§ **ABOUT THIS EXERCISE**
Scan the listing below for the word "chevron" and copy every line where it occurs.

§ **DATA FOR ANALYSIS**

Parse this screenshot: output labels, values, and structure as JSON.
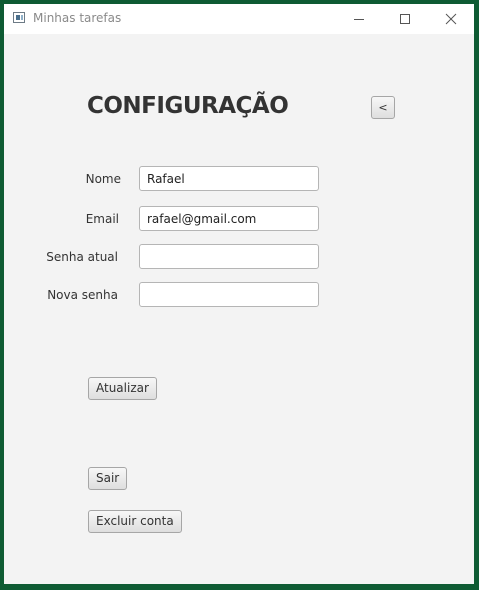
{
  "window": {
    "title": "Minhas tarefas"
  },
  "page": {
    "heading": "CONFIGURAÇÃO",
    "back_label": "<"
  },
  "form": {
    "name_label": "Nome",
    "name_value": "Rafael",
    "email_label": "Email",
    "email_value": "rafael@gmail.com",
    "current_password_label": "Senha atual",
    "current_password_value": "",
    "new_password_label": "Nova senha",
    "new_password_value": ""
  },
  "actions": {
    "update_label": "Atualizar",
    "logout_label": "Sair",
    "delete_account_label": "Excluir conta"
  }
}
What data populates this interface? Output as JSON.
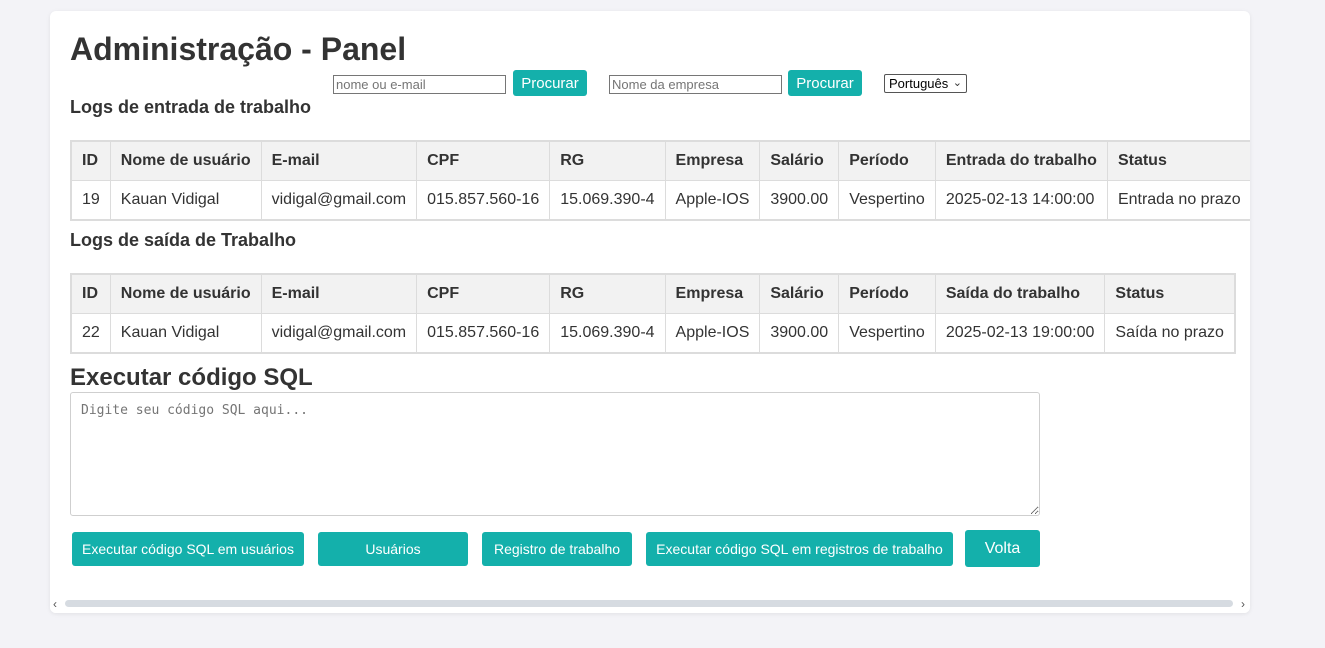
{
  "header": {
    "title": "Administração - Panel"
  },
  "search": {
    "user_placeholder": "nome ou e-mail",
    "user_button": "Procurar",
    "company_placeholder": "Nome da empresa",
    "company_button": "Procurar",
    "language": "Português"
  },
  "entry_logs": {
    "title": "Logs de entrada de trabalho",
    "headers": [
      "ID",
      "Nome de usuário",
      "E-mail",
      "CPF",
      "RG",
      "Empresa",
      "Salário",
      "Período",
      "Entrada do trabalho",
      "Status"
    ],
    "rows": [
      [
        "19",
        "Kauan Vidigal",
        "vidigal@gmail.com",
        "015.857.560-16",
        "15.069.390-4",
        "Apple-IOS",
        "3900.00",
        "Vespertino",
        "2025-02-13 14:00:00",
        "Entrada no prazo"
      ]
    ]
  },
  "exit_logs": {
    "title": "Logs de saída de Trabalho",
    "headers": [
      "ID",
      "Nome de usuário",
      "E-mail",
      "CPF",
      "RG",
      "Empresa",
      "Salário",
      "Período",
      "Saída do trabalho",
      "Status"
    ],
    "rows": [
      [
        "22",
        "Kauan Vidigal",
        "vidigal@gmail.com",
        "015.857.560-16",
        "15.069.390-4",
        "Apple-IOS",
        "3900.00",
        "Vespertino",
        "2025-02-13 19:00:00",
        "Saída no prazo"
      ]
    ]
  },
  "sql": {
    "title": "Executar código SQL",
    "placeholder": "Digite seu código SQL aqui..."
  },
  "actions": {
    "run_users": "Executar código SQL em usuários",
    "users": "Usuários",
    "work_log": "Registro de trabalho",
    "run_work_logs": "Executar código SQL em registros de trabalho",
    "back": "Volta"
  },
  "colors": {
    "accent": "#14b0ab",
    "header_bg": "#f2f2f2",
    "page_bg": "#f3f3f7"
  },
  "icons": {
    "select_chevron": "chevron-down-icon",
    "scroll_left": "chevron-left-icon",
    "scroll_right": "chevron-right-icon"
  }
}
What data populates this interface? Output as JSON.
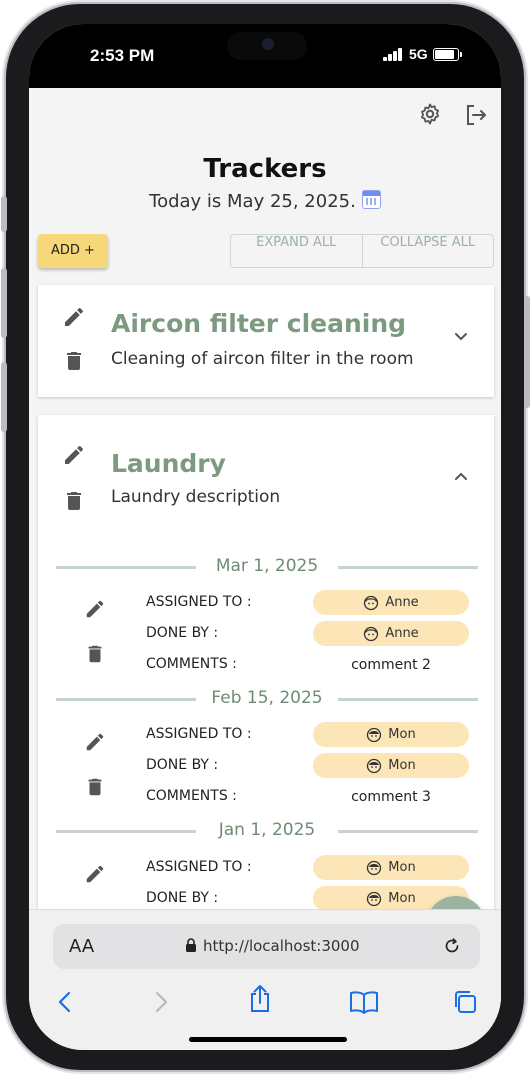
{
  "status_bar": {
    "time": "2:53 PM",
    "network": "5G"
  },
  "page": {
    "title": "Trackers",
    "subtitle": "Today is May 25, 2025.",
    "add_button": "ADD +",
    "expand_all": "EXPAND ALL",
    "collapse_all": "COLLAPSE ALL"
  },
  "trackers": [
    {
      "name": "Aircon filter cleaning",
      "description": "Cleaning of aircon filter in the room",
      "expanded": false
    },
    {
      "name": "Laundry",
      "description": "Laundry description",
      "expanded": true,
      "entries": [
        {
          "date": "Mar 1, 2025",
          "assigned_to_label": "ASSIGNED TO :",
          "assigned_to": "Anne",
          "done_by_label": "DONE BY :",
          "done_by": "Anne",
          "comments_label": "COMMENTS :",
          "comments": "comment 2"
        },
        {
          "date": "Feb 15, 2025",
          "assigned_to_label": "ASSIGNED TO :",
          "assigned_to": "Mon",
          "done_by_label": "DONE BY :",
          "done_by": "Mon",
          "comments_label": "COMMENTS :",
          "comments": "comment 3"
        },
        {
          "date": "Jan 1, 2025",
          "assigned_to_label": "ASSIGNED TO :",
          "assigned_to": "Mon",
          "done_by_label": "DONE BY :",
          "done_by": "Mon"
        }
      ]
    }
  ],
  "browser": {
    "text_size_label": "AA",
    "url": "http://localhost:3000"
  },
  "colors": {
    "accent_green": "#7b9a80",
    "add_button": "#f6d779",
    "pill": "#fce6b8",
    "fab": "#9bb3a1"
  },
  "icons": [
    "settings-icon",
    "logout-icon",
    "calendar-icon",
    "edit-icon",
    "delete-icon",
    "chevron-down-icon",
    "chevron-up-icon",
    "avatar-face-icon",
    "menu-icon",
    "lock-icon",
    "reload-icon",
    "back-icon",
    "forward-icon",
    "share-icon",
    "bookmarks-icon",
    "tabs-icon"
  ]
}
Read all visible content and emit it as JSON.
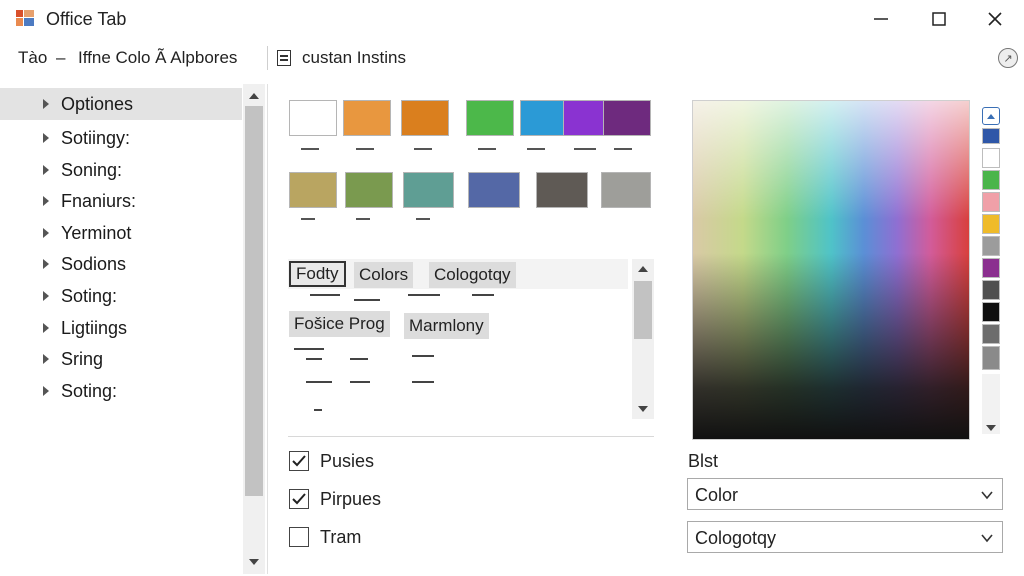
{
  "window": {
    "title": "Office Tab",
    "icon": "office-tab-app-icon",
    "controls": [
      "minimize-icon",
      "maximize-icon",
      "close-icon"
    ]
  },
  "toolbar": {
    "item1": "Tào",
    "dash": "–",
    "item2": "Iffne Colo Ã Alpbores",
    "item3": "custan Instins",
    "help_icon": "help-icon"
  },
  "sidebar": {
    "items": [
      {
        "label": "Optiones",
        "selected": true
      },
      {
        "label": "Sotiingy:"
      },
      {
        "label": "Soning:"
      },
      {
        "label": "Fnaniurs:"
      },
      {
        "label": "Yerminot"
      },
      {
        "label": "Sodions"
      },
      {
        "label": "Soting:"
      },
      {
        "label": "Ligtiings"
      },
      {
        "label": "Sring"
      },
      {
        "label": "Soting:"
      }
    ]
  },
  "swatches": {
    "row1": [
      "#ffffff",
      "#e8973f",
      "#da7f1e",
      "#4cb84a",
      "#2b9ad6",
      "#8a33d1",
      "#6e2a7e"
    ],
    "row2": [
      "#b9a561",
      "#7a9a4f",
      "#5f9e94",
      "#5468a6",
      "#5f5a55",
      "#9e9e9a"
    ]
  },
  "tags": {
    "row1": [
      "Fodty",
      "Colors",
      "Cologotqy"
    ],
    "row2": [
      "Fošice Prog",
      "Marmlony"
    ]
  },
  "checkboxes": [
    {
      "label": "Pusies",
      "checked": true
    },
    {
      "label": "Pirpues",
      "checked": true
    },
    {
      "label": "Tram",
      "checked": false
    }
  ],
  "palette": [
    "#2f57a8",
    "#ffffff",
    "#4bb54b",
    "#f0a0a8",
    "#efbb2a",
    "#9c9c9c",
    "#8b2f8f",
    "#505050",
    "#0f0f0f",
    "#6d6d6d",
    "#8a8a8a"
  ],
  "right_panel": {
    "label": "Blst",
    "select1": "Color",
    "select2": "Cologotqy"
  }
}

§ **OUTPUT**
    "select_chevron": "chevron-down-icon",
    "scroll_left": "chevron-left-icon",
    "scroll_right": "chevron-right-icon"
    "chevron-down-icon",
    "chevron-up-icon",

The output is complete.